Well I finally received the tech manual today, too many pages in the Electrical system section and not enough time left in the day to go thru it all, so I did what most guys do, looked for the quick test/fix. After 3 hours of testing components and analyzing the schematics and not finding a bad part, I switched the "K7 Safety Relay" with the "PTO Light Relay" (because they look identical) and the charging system started working. Oddly enough, the PTO system appears to be working fine also. So my best guess to the problem is the relay was/is partially damaged from either the battery cell popping or the voltage surge and although it was still passing current thru it, it wasn't enough to turn the voltage regulator on to charge the battery. I also put the old voltage regulator back in and it works fine, $140 wasted.
If anyone needs any details to help troubleshoot your own problem, let me know, I'd me happy to share them.

brifo,

Expensive, but glad you figured it out. Hopefully this will help others in the future. :)

brifo
09-02-2009, 12:24 PM
Thanks, I hope this can help someone in the future as well, 'cause if I can save someone the time (and money) that I invested, than that is what these forums are all about.

brifo
09-17-2009, 09:52 AM
Update: I tested the relay that was in the charging system (per the tech manual) and it is fried. The reason it worked in the PTO system is that system is an "open" system that under normal conditions, the relay is not energized. The charging system requires the relay to be energized to close the circuit and allow charging. I also did a search for the relay because John Deere wanted $90+ for it which seemed a little pricey to me. I found a cross reference to a Subaru Starter Interupt Relay and I ordered it thru the Subaru dealer for $42, it is identical. I could have saved a few more $'s if I had ordered it online from a Subaru Parts website, but I didn't want to wait any longer. Who knew an Auto dealer would be the cheaper alternative.

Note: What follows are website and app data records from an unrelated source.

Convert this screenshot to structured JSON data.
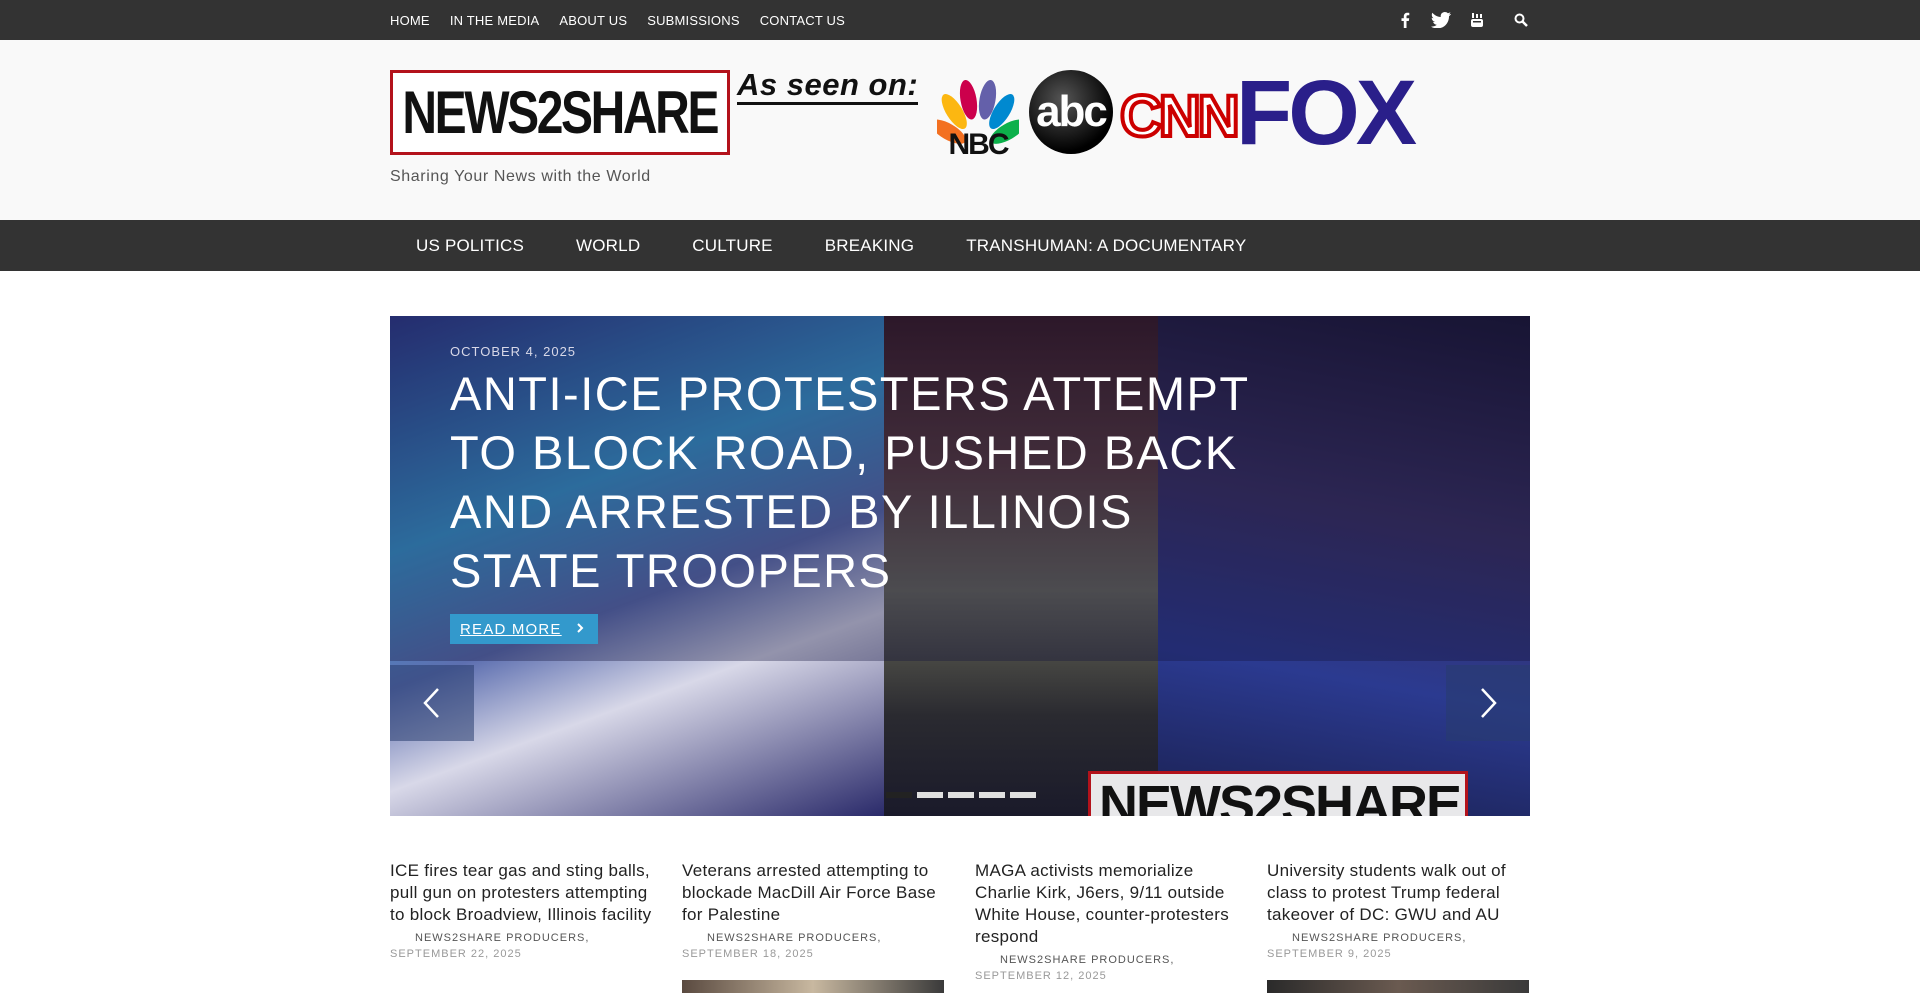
{
  "top_nav": [
    "HOME",
    "IN THE MEDIA",
    "ABOUT US",
    "SUBMISSIONS",
    "CONTACT US"
  ],
  "social_icons": [
    "facebook-icon",
    "twitter-icon",
    "youtube-icon",
    "search-icon"
  ],
  "header": {
    "logo_text": "NEWS2SHARE",
    "tagline": "Sharing Your News with the World",
    "as_seen_on": "As seen on:",
    "media_logos": [
      "NBC",
      "abc",
      "CNN",
      "FOX"
    ],
    "watermark": "NEWS2SHARE"
  },
  "main_nav": [
    "US POLITICS",
    "WORLD",
    "CULTURE",
    "BREAKING",
    "TRANSHUMAN: A DOCUMENTARY"
  ],
  "slider": {
    "date": "OCTOBER 4, 2025",
    "title": "ANTI-ICE PROTESTERS ATTEMPT TO BLOCK ROAD, PUSHED BACK AND ARRESTED BY ILLINOIS STATE TROOPERS",
    "read_more": "READ MORE",
    "dot_count": 5,
    "active_dot": 0
  },
  "posts": [
    {
      "title": "ICE fires tear gas and sting balls, pull gun on protesters attempting to block Broadview, Illinois facility",
      "author": "NEWS2SHARE PRODUCERS,",
      "date": "SEPTEMBER 22, 2025"
    },
    {
      "title": "Veterans arrested attempting to blockade MacDill Air Force Base for Palestine",
      "author": "NEWS2SHARE PRODUCERS,",
      "date": "SEPTEMBER 18, 2025"
    },
    {
      "title": "MAGA activists memorialize Charlie Kirk, J6ers, 9/11 outside White House, counter-protesters respond",
      "author": "NEWS2SHARE PRODUCERS,",
      "date": "SEPTEMBER 12, 2025"
    },
    {
      "title": "University students walk out of class to protest Trump federal takeover of DC: GWU and AU",
      "author": "NEWS2SHARE PRODUCERS,",
      "date": "SEPTEMBER 9, 2025"
    }
  ],
  "colors": {
    "bar": "#333333",
    "accent": "#3399cc",
    "logo_border": "#b3121b",
    "fox": "#2a1f8a"
  }
}
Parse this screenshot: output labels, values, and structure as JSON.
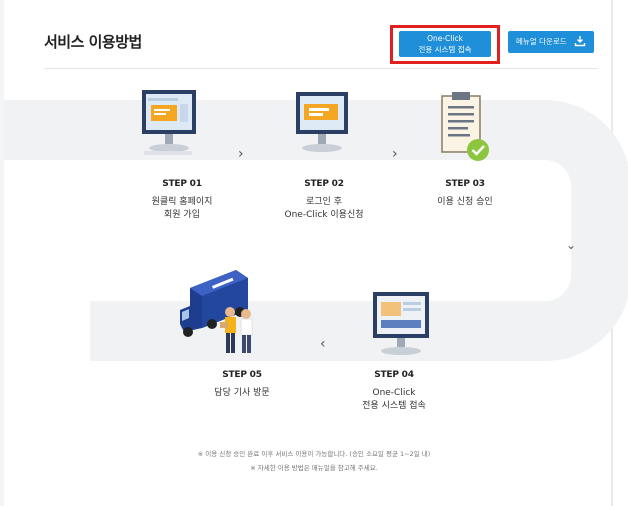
{
  "header": {
    "title": "서비스 이용방법",
    "oneclick_button_line1": "One-Click",
    "oneclick_button_line2": "전용 시스템 접속",
    "manual_button": "메뉴얼 다운로드"
  },
  "steps": [
    {
      "label": "STEP 01",
      "desc_line1": "원클릭 홈페이지",
      "desc_line2": "회원 가입"
    },
    {
      "label": "STEP 02",
      "desc_line1": "로그인 후",
      "desc_line2": "One-Click 이용신청"
    },
    {
      "label": "STEP 03",
      "desc_line1": "이용 신청 승인",
      "desc_line2": ""
    },
    {
      "label": "STEP 04",
      "desc_line1": "One-Click",
      "desc_line2": "전용 시스템 접속"
    },
    {
      "label": "STEP 05",
      "desc_line1": "담당 기사 방문",
      "desc_line2": ""
    }
  ],
  "notes": [
    "※ 이용 신청 승인 완료 이후 서비스 이용이 가능합니다. (승인 소요일 평균 1~2일 내)",
    "※ 자세한 이용 방법은 매뉴얼을 참고해 주세요."
  ],
  "colors": {
    "accent": "#1f8fd9",
    "highlight": "#e0211f",
    "path": "#f1f2f4",
    "side_tab": "#2f4475"
  },
  "icons": [
    "download-icon",
    "chevron-right-icon",
    "chevron-down-icon",
    "chevron-left-icon",
    "checkmark-icon",
    "monitor-icon",
    "clipboard-icon",
    "truck-icon"
  ]
}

Upper5Percent
09-17-2009, 02:23 PM
Congrats on getting your unit fixed...you'll find almost anything other than a Porsche or Ferrari dealer is cheaper that Deere...:sidelaugh

coloradotrout
09-28-2009, 12:58 AM
I also have a 2000 JD4100 that had a battery charging issue about 2 years ago. I recall pulling the covers off and fooling around with the components and then it just started working. But for the last month or so the battery charge (not working) light has been on and a few days ago the battery was dead. I pulled up this post on a Google search and vaguely now I recall hearing a clicking sound of sorts that was probably the relay when I fooled with this 2 years ago. I remember opening up circuits so I could take live voltage and current measurements, but then it just started working again. So I will probably do the same again, but this now sure seems like a relay issue.

What voltages should I see at the various points? At the alternator - VAC? At the battery? Anywhere else?

Kevin

coloradotrout
09-28-2009, 01:04 AM
BTW -- what was the Subaru relay part description and number. I'm looking online and see some relay for $17, but no idea if it's even close.

brifo
10-03-2009, 12:54 PM
The Subaru P/N is H7110AS930 and I believe it was called a Starter Interupt Relay. The AC voltage coming directly off the alternator is 28-35 volts at a nominal engine speed, at full throttle it is closer to 50 VAC. At the battery or anywhere after the regulator it should be 13.5-14.5 VDC regardless of engine speed. When my relay was fried, the battery charge light never came on which is why I wasn't sure what was wrong. After I replaced the relay however, I noticed that the Batter Charge light is suppose to be on when you turn the key on and go off when you start it.
Good Luck! :fing32: